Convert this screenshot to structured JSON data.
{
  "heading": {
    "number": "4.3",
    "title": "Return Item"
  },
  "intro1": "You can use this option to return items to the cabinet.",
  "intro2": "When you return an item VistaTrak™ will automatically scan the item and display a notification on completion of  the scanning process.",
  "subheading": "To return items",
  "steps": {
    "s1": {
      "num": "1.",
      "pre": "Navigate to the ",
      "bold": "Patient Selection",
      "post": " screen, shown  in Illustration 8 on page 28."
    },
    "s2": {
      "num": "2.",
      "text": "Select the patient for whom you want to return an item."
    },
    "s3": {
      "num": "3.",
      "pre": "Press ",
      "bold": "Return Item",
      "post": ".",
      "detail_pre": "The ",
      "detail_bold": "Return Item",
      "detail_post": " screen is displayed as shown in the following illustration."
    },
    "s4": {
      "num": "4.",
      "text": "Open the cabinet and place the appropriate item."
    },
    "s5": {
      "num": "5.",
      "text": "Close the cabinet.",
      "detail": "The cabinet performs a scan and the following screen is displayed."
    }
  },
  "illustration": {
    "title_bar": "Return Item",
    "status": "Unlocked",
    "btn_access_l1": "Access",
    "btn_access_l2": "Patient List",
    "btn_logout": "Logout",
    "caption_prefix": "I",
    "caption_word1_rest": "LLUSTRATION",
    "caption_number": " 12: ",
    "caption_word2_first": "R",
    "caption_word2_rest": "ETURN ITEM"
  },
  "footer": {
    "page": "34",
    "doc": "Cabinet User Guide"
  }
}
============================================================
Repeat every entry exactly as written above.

◆ **Your solution**
Convert this screenshot to structured JSON data.
{
  "heading": {
    "number": "4.3",
    "title": "Return Item"
  },
  "intro1": "You can use this option to return items to the cabinet.",
  "intro2": "When you return an item VistaTrak™ will automatically scan the item and display a notification on completion of  the scanning process.",
  "subheading": "To return items",
  "steps": {
    "s1": {
      "num": "1.",
      "pre": "Navigate to the ",
      "bold": "Patient Selection",
      "post": " screen, shown  in Illustration 8 on page 28."
    },
    "s2": {
      "num": "2.",
      "text": "Select the patient for whom you want to return an item."
    },
    "s3": {
      "num": "3.",
      "pre": "Press ",
      "bold": "Return Item",
      "post": ".",
      "detail_pre": "The ",
      "detail_bold": "Return Item",
      "detail_post": " screen is displayed as shown in the following illustration."
    },
    "s4": {
      "num": "4.",
      "text": "Open the cabinet and place the appropriate item."
    },
    "s5": {
      "num": "5.",
      "text": "Close the cabinet.",
      "detail": "The cabinet performs a scan and the following screen is displayed."
    }
  },
  "illustration": {
    "title_bar": "Return Item",
    "status": "Unlocked",
    "btn_access_l1": "Access",
    "btn_access_l2": "Patient List",
    "btn_logout": "Logout",
    "caption_prefix": "I",
    "caption_word1_rest": "LLUSTRATION",
    "caption_number": " 12: ",
    "caption_word2_first": "R",
    "caption_word2_rest": "ETURN ITEM"
  },
  "footer": {
    "page": "34",
    "doc": "Cabinet User Guide"
  }
}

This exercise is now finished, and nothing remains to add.